Although bothies come in many shapes and sizes, the most typical layout is a simple cottage with two rooms, often referred to as a but ‘n ben. This is a Scots term which describes the layout, the but referring to the kitchen and living room, and the ben the bedroom. From the entrance lobby, there is typically a room to the left and one to the right, and often a small additional chamber straight ahead. Occasionally there were also partitions in the roof space, which have been retained in a small number of bothies. These are accessed by secure internal stairs, and mainly used as dormitories. Remarkably, some of the more remote bothies still have their original wood panelling, mantelpieces, and stairs up to attic rooms. The best have sofas, bunk beds and even a library of books left by fellow travellers, while a handful have had extensive internal renovations and now have the feel of a hostel rather than a humble shelter. No two bothies are the same, and each has its own unique history, charm and character. 

Bothy accommodation remains pretty basic though, and its important to assume that there will be no facilities.  As a bare minimum there’ll be a table and a couple of chairs, and in most cases a sleeping platform, which saves bedding down on the floor. There are no facilities (gas, electricity or a tap) but usually a fire place or multi- fuel stove, and a stream nearby to collect water. A small number of bothies have loos, but generally answering calls of nature involves a walk and the use of the bothy spade to dig a hole. Good social skills are definitely an asset, and bothy goers tend to have a strong community spirit. People help each other out by sharing food, hot drinks and dry clothing as well as telling stories and giving advice and tips. 

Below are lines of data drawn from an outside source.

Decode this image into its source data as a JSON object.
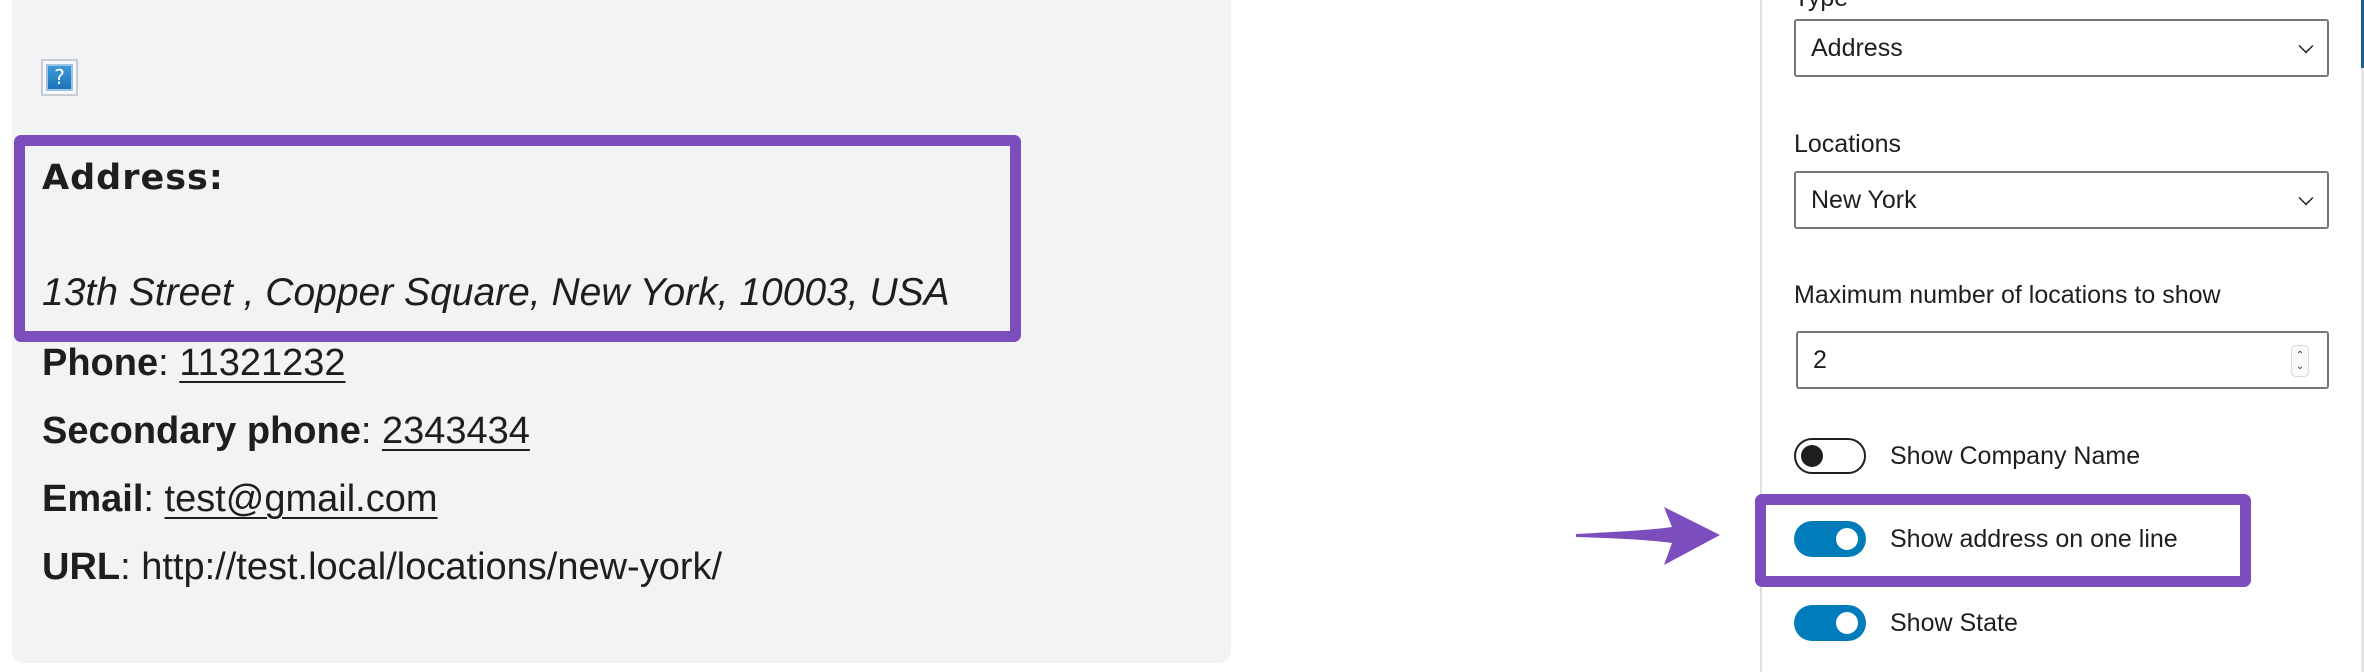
{
  "preview": {
    "help_icon_glyph": "?",
    "address": {
      "label": "Address:",
      "line": "13th Street , Copper Square, New York, 10003, USA"
    },
    "phone": {
      "label": "Phone",
      "sep": ": ",
      "value": "11321232"
    },
    "secondary_phone": {
      "label": "Secondary phone",
      "sep": ": ",
      "value": "2343434"
    },
    "email": {
      "label": "Email",
      "sep": ": ",
      "value": "test@gmail.com"
    },
    "url": {
      "label": "URL",
      "sep": ": ",
      "value": "http://test.local/locations/new-york/"
    }
  },
  "settings": {
    "type": {
      "label": "Type",
      "value": "Address"
    },
    "locations": {
      "label": "Locations",
      "value": "New York"
    },
    "max_locations": {
      "label": "Maximum number of locations to show",
      "value": "2",
      "spin_up": "⌃",
      "spin_down": "⌄"
    },
    "toggles": [
      {
        "label": "Show Company Name",
        "checked": false
      },
      {
        "label": "Show address on one line",
        "checked": true
      },
      {
        "label": "Show State",
        "checked": true
      }
    ]
  },
  "annotation": {
    "highlight_color": "#7c4dbc",
    "toggle_on_color": "#007cba"
  }
}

All you need for a perfect bothy trip are the usual things you would take camping: rucksack, sleeping bag, insulated sleeping mat, stove, and warm clothes plus candles, fuel for the fire, and all the treats you can squeeze in to keep spirits high, whether extra chocolate bars, or your favourite alcoholic tipple. It as also wise to take a lightweight tent if are going to a popular location over Easter and the summer months, though bothies are very rarely full. Most importantly, there is absolutely no concept of first come, and bothy etiquette dictates that everyone should be given space, however late they arrive, and however much a squeeze.  Ultimately, it is how you make yourself at home that makes the difference to your bothy experience.  Take a few friends, or meet others who are equally inspired by a love of the outdoors, and your adventure will live long in the memory.